[...text not relevant to Armenia removed]
NOTE 6.--[...text removed]
Baber tells that among the ceremonies of a Mongol Review the Khan and his staff took kumiz and sprinkled it towards the standards. An Armenian author of the Mongol era says that it was the custom of the Tartars, before drinking, to sprinkle drink towards heaven, and towards the four quarters. Mr. Atkinson notices the same practice among the Kirghiz: and I found the like in old days among the Kasias of the eastern frontier of Bengal.
NOTE 9.--It is not clear whether Marco attributes this cannibalism to the Tibetans and Kashmirians, or brings it in as a particular of Tartar custom which he had forgotten to mention before.
The accusations of cannibalism indeed against the Tibetans in old accounts are frequent, and I have elsewhere (see _Cathay_, p. 151) remarked on some singular Tibetan practices which go far to account for such charges. Della Penna, too, makes a statement which bears curiously on the present passage. Remarking on the great use made by certain classes of the Lamas of human skulls for magical cups, and of human thigh bones for flutes and whistles, he says that to supply them with these _the bodies of executed criminals were stored up of the disposal of the Lamas_; and a Hindu account of Tibet in the _Asiatic Researches_ asserts that when one is killed in a fight both parties rush forward and struggle for the liver, which they eat (vol. xv).

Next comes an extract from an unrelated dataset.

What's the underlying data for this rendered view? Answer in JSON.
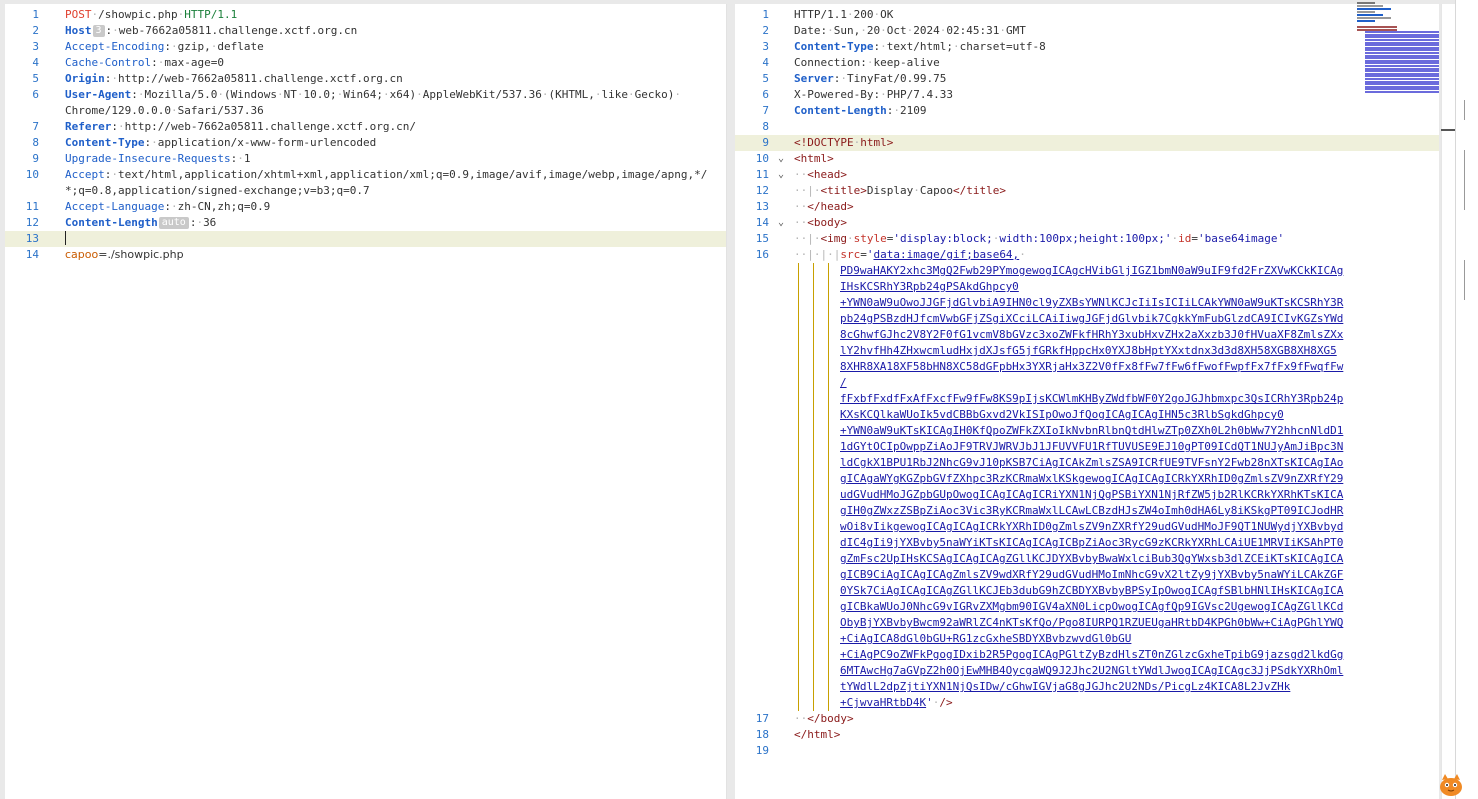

[Carpini says of the people of Tibet: "They are pagans; they have a most astonishing, or rather horrible, custom, for, when any one's father is about to give up the ghost, all the relatives meet together, and they eat him, as was told to me for certain." Mr. Rockhill (_Rubruck_, p. 152, note) writes: "So far as I am aware, this charge [of cannibalism] is not made by any Oriental writer against the Tibetans, though both Arab travellers to China in the ninth century and Armenian historians of the thirteenth century say the Chinese practised cannibalism. The Armenians designate China by the name _Nankas_, which I take to be Chinese _Nan-kuo_, 'southern country,' the _Manzi_ country of Marco Polo."--H. C.]

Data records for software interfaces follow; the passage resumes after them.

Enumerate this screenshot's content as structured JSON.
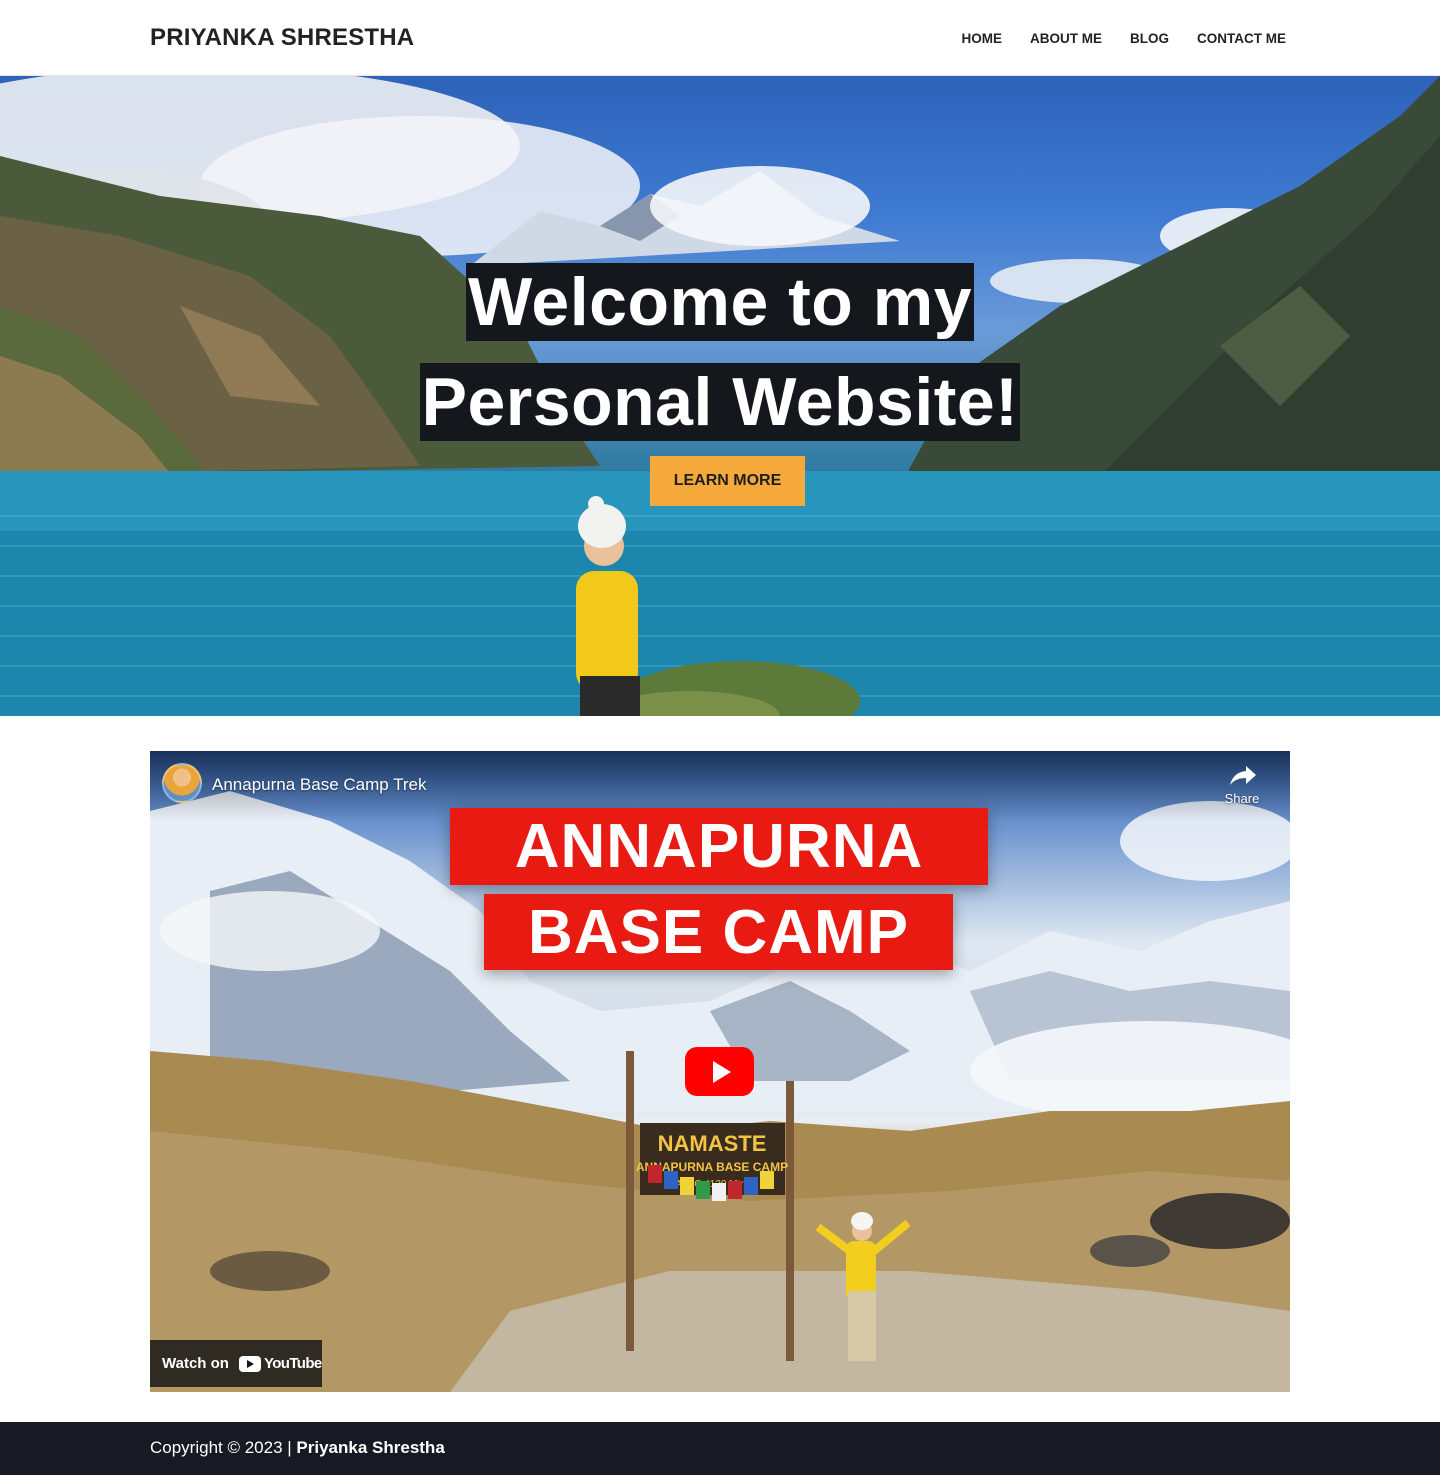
{
  "header": {
    "brand": "PRIYANKA SHRESTHA",
    "nav": [
      "HOME",
      "ABOUT ME",
      "BLOG",
      "CONTACT ME"
    ]
  },
  "hero": {
    "title_line1": "Welcome to my",
    "title_line2": "Personal Website!",
    "cta_label": "LEARN MORE",
    "cta_color": "#f5a93a"
  },
  "video": {
    "title": "Annapurna Base Camp Trek",
    "share_label": "Share",
    "banner_line1": "ANNAPURNA",
    "banner_line2": "BASE CAMP",
    "sign_line1": "NAMASTE",
    "sign_line2": "ANNAPURNA BASE CAMP",
    "sign_line3": "(A.B.C 4130 Mtrs)",
    "watch_on_label": "Watch on",
    "platform_name": "YouTube",
    "play_color": "#ff0000",
    "banner_color": "#e81a12"
  },
  "footer": {
    "copyright": "Copyright © 2023 |",
    "name": "Priyanka Shrestha",
    "background": "#171a22"
  }
}
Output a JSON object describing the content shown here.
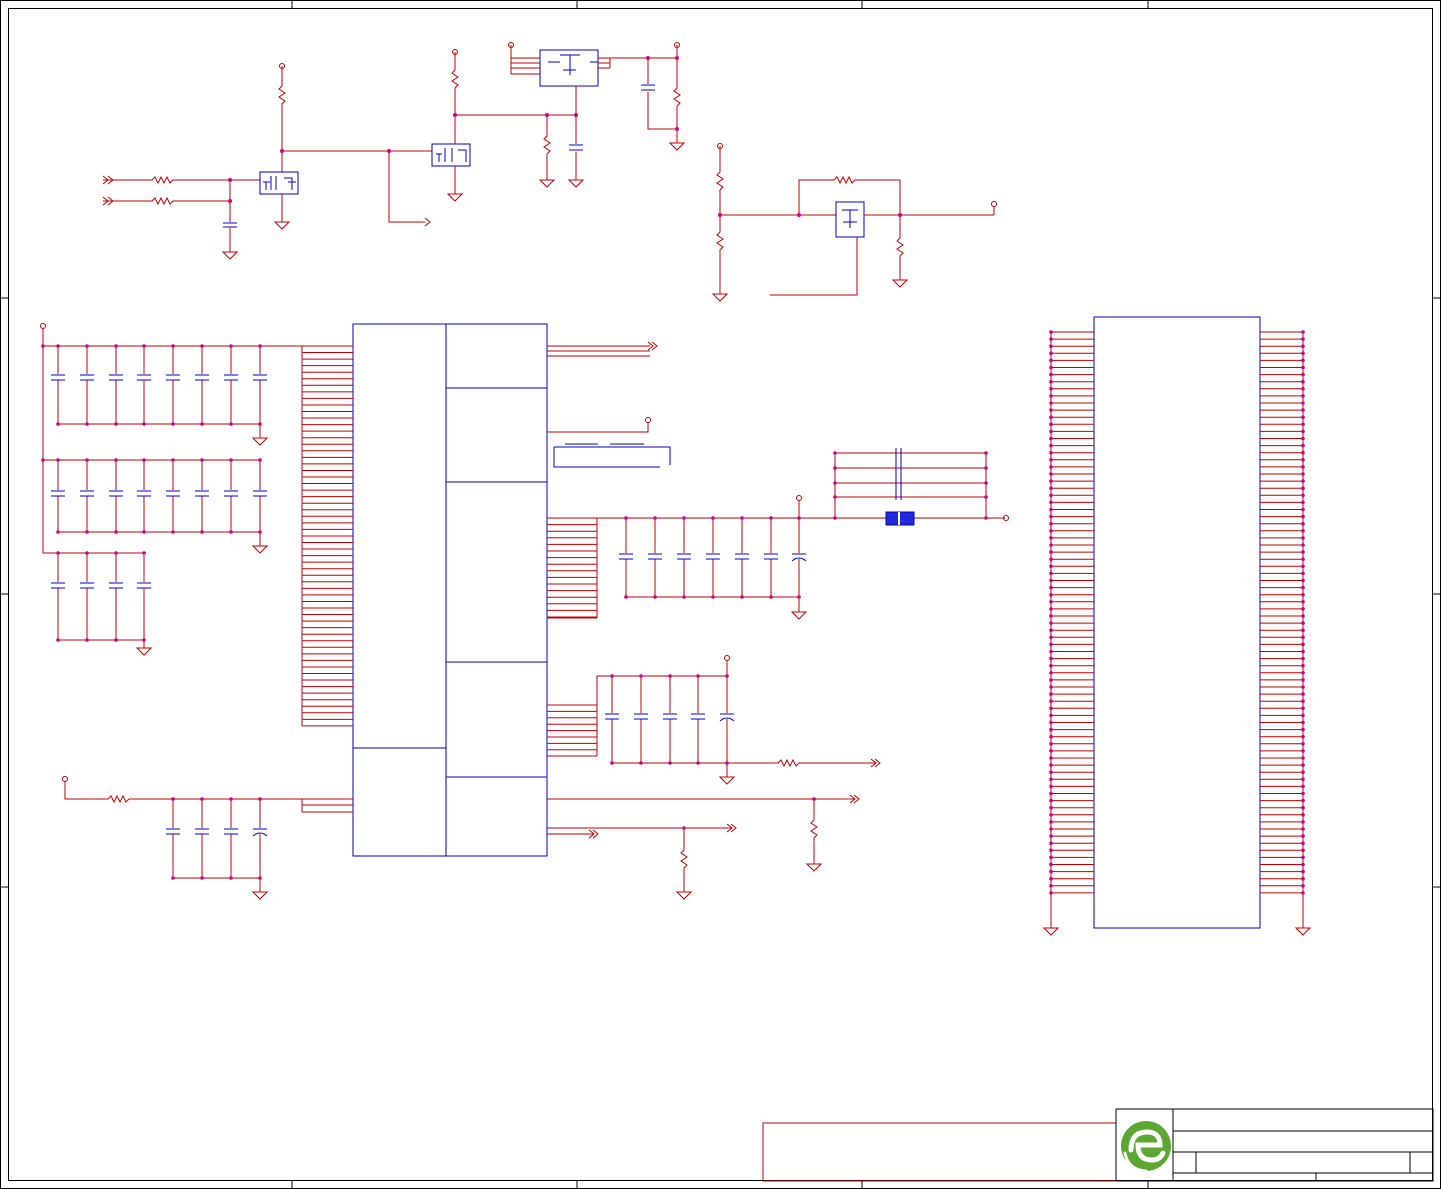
{
  "sheet": {
    "background": "#ffffff",
    "wire_color": "#c00000",
    "component_color": "#0000c8",
    "junction_color": "#c8008c",
    "border_color": "#000000"
  },
  "logo": {
    "icon": "green-e-logo-icon",
    "color": "#5aa832"
  }
}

But like charges of cannibalism are brought against both Chinese and Tartars very positively. Thus, without going back to the Anthropophagous Scythians of Ptolemy and Mela, we read in the _Relations_ of the Arab travellers of the ninth century: "In China it occurs sometimes that the governor of a province revolts from his duty to the emperor. In such a case he is slaughtered and eaten. _In fact, the Chinese eat the flesh of all men who are executed by the sword_." Dr. Rennie mentions a superstitious practice, the continued existence of which in our own day he has himself witnessed, and which might perhaps have given rise to some such statement as that of the Arab travellers, if it be not indeed a relic, in a mitigated form, of the very practice they assert to have prevailed. After an execution at Peking certain large pith balls are steeped in the blood, and under the name of _blood-bread_ are sold as a medicine for consumption. _It is only to the blood of decapitated criminals that any such healing power is attributed_. It has been asserted in the annals of the _Propagation de la Foi_ that the Chinese executioners of M. Chapdelaine, a missionary who was martyred in Kwang-si in 1856 (28th February), were seen to eat the heart of their victim; and M. Huot, a missionary in the Yun-nan province, recounts a case of cannibalism which he witnessed. Bishop Chauveau, at Ta Ts'ien-lu, told Mr. Cooper that he had seen men in one of the cities of Yun-nan eating the heart and brains of a celebrated robber who had been executed. Dr. Carstairs Douglas of Amoy also tells me that the like practices have occurred at Amoy and Swatau.
[With reference to cannibalism in China see _Medical Superstitions an Incentive to Anti-Foreign Riots in China_, by _D. J. Macgowan, North China Herald_, 8th July, 1892, pp. 60-62. Mr. E. H. Parker (_China Review_, February-March, 1901, 136) relates that the inhabitants of a part of Kwang-si boiled and ate a Chinese officer who had been sent to pacify them. "The idea underlying this horrible act [cannibalism] is, that by eating a portion of the victim, especially the heart, one acquires the valour with which he was endowed." (_Dennys' Folk-lore of China_, 67.)--H. C.]
Hayton, the Armenian, after relating the treason of a Saracen, called Parwana (he was an Iconian Turk), against Abaka Khan, says: "He was taken and cut in two, and orders were issued that in all the food eaten by Abaka there should be put a portion of the traitor's flesh. Of this Abaka himself ate, and caused all his barons to partake. _And this was in accordance with the custom of the Tartars_." The same story is related independently and differently by Friar Ricold, thus: "When the army of Abaga ran away from the Saracens in Syria, a certain great Tartar baron was arrested who had been guilty of treason. And when the Emperor Khan was giving the order for his execution the Tartar ladies and women interposed, and begged that he might be made over to them. Having got hold of the prisoner they boiled him alive, and cutting his body up into mince-meat gave it to eat to the whole army, as an example to others." Vincent of Beauvais makes a like statement: "When they capture any one who is at bitter enmity with them, they gather together and eat him in vengeance of his revolt, and like infernal leeches suck his blood," a custom of which a modern Mongol writer thinks that he finds a trace in a surviving proverb. Among more remote and ignorant Franks the cannibalism of the Tartars was a general belief. Ivo of Narbonne, in his letter written during the great Tartar invasion of Europe (1242), declares that the Tartar chiefs, with their dog's head followers and other _Lotophagi_ (!), ate the bodies of their victims like so much bread; whilst a Venetian chronicler, speaking of the council of Lyons in 1274, says there was a discussion about making a general move against the Tartars, "_porce qu'il manjuent la char humaine._" These latter writers no doubt rehearsed mere popular beliefs, but Hayton and Ricold were both intelligent persons well acquainted with the Tartars, and Hayton at least not prejudiced against them.